Frankly, the makers of this film should be ashamed of themselves. They won’t be, of course, since The Hangover Part II is almost sure to make money and thus justify the producers' unimaginative retread of the same idea in the context of thumbing its nose at cultures different than their own. If there had at least been an attempt to turn the tables on the insular ignorance of the American characters as a significant part of the humour, this otherwise boneheaded reprise might have worked in a passable fashion. That, however, might have taken something resembling intelligence - which, by the way, it takes to make great stupid comedies. (Mel Brooks, ZAZ, Farelly Brothers anyone?)
Fish out of water is one thing, but to glorify insular American ignorance and crudity without any of the characters or the audience genuinely breaking through the stereotyping and good-naturedly coming to a true understanding of the very different cultural experience they undergo is not only borderline evil, but mean-spirited and racist.
Oddly enough, the film’s producers, with the support of many cast members, decided to fire Mel Gibson from a cameo appearance in the film after his last public outburst of alcohol-and-violence-charged racially insensitive comments. It didn’t stop these people from making a film as racist and insensitive as Gibson’s outbursts. But even more hypocritical and disgusting, they were more than happy to reprise a Mike Tyson cameo from the previous film. In The Hangover, Tyson’s appearance was credible AND funny. In that film, Tyson was the owner of the tiger our crazed heroes steal. In spite of Tyson's real-life crimes, one was almost able to look past them (or even incorporate them) into the excess of both Vegas, America and Tyson himself. In the sequel, his cameo is not only gratuitous, but lacking in any sort of the wacko credibility that made it work so well the first time around.
Most regrettably, Tyson's appearance in The Hangover Part II is proof positive of how disingenuous the actions of the filmmakers were in giving Mel Gibson the boot from the cameo appearance as the tattoo artist (replaced by Liam Neeson and further replaced by Nick Cassavetes). Mike Tyson is not only a disgraced former heavyweight boxing champion, but he is a convicted rapist.
Tyson duped, forcibly confined, brutalized and raped an 18-year-old woman.

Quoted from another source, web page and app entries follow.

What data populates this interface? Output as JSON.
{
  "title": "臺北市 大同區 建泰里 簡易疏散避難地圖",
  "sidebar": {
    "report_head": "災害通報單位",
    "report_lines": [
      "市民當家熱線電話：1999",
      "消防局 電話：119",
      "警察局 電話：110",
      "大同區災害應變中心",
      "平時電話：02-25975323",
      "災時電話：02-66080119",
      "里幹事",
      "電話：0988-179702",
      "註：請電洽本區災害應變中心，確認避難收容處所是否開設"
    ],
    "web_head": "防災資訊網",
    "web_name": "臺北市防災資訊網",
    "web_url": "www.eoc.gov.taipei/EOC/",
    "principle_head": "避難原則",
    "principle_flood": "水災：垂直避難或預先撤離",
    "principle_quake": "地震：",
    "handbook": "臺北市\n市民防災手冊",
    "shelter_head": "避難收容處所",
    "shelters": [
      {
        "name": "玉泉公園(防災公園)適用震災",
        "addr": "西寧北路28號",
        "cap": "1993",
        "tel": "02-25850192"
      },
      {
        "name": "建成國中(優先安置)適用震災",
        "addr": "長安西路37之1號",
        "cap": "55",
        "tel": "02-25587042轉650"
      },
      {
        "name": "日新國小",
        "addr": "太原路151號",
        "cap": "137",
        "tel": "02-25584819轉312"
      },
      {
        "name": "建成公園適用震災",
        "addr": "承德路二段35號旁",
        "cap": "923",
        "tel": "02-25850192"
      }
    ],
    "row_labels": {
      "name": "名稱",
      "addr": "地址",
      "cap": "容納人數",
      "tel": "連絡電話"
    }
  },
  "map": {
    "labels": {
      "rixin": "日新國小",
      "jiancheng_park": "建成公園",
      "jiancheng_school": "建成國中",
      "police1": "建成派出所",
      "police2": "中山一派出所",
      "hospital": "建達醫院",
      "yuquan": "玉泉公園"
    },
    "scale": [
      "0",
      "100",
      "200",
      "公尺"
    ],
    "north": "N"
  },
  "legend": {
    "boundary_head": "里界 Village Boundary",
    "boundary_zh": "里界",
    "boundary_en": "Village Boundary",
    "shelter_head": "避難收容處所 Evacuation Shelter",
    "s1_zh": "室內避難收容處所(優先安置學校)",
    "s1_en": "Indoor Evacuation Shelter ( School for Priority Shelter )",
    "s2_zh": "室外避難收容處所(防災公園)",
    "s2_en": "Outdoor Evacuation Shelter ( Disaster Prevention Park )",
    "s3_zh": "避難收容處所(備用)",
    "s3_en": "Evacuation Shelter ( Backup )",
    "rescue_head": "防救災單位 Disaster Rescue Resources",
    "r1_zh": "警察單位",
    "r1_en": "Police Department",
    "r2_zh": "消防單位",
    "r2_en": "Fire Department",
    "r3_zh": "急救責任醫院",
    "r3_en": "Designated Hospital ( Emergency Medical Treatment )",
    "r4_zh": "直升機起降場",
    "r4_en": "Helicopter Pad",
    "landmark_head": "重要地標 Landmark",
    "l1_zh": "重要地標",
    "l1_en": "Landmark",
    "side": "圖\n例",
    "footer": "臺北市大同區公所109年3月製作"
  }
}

Nobody on the creative team of The Hangover Part II seems to have had a problem with that and to reiterate, Tyson's cameo was an excellent comment on the excess of Vegas and show business in general. He was playing himself and using him was cleverly rooted in the narrative. Here, there is barely a narrative, just a pallid retread job so that's really the only reason for him to be here. Gibson, on the other hand, would have been playing an actual part. That said, he might have been a good enough sport to play Mel Gibson - reduced to working as a tattoo artist in Bangkok after his numerous falls from grace. Chances are, though, nobody on this team thought about doing that. They just reacted in a knee-jerk fashion to another of Mel's rants and dumped him. Keeping the rapist was fine though.
This, of course, speaks volumes about the kind of foul, indecent and duplicitous thinking that went into the making of this film. I'm the first to defend political incorrectness when it's funny and has some sort of point beyond indulging in a few cheap laughs. Lots of cheap laughs might have been slightly preferable, but that's not the case here. It's a bad movie - period. That's certainly not worth defending. Accepting the above hypocrisy of dumping Gibson, but keeping a "good-natured" rapist in the film is indefensible to the extreme.
My hope would be that any future sequel might actually have a story for the characters from the first film and that anything that happened here could just be ignored.
I'm not going to hold my breath.
The Hangover Part II is available on Bluray and DVD from Warner Home Entertainment.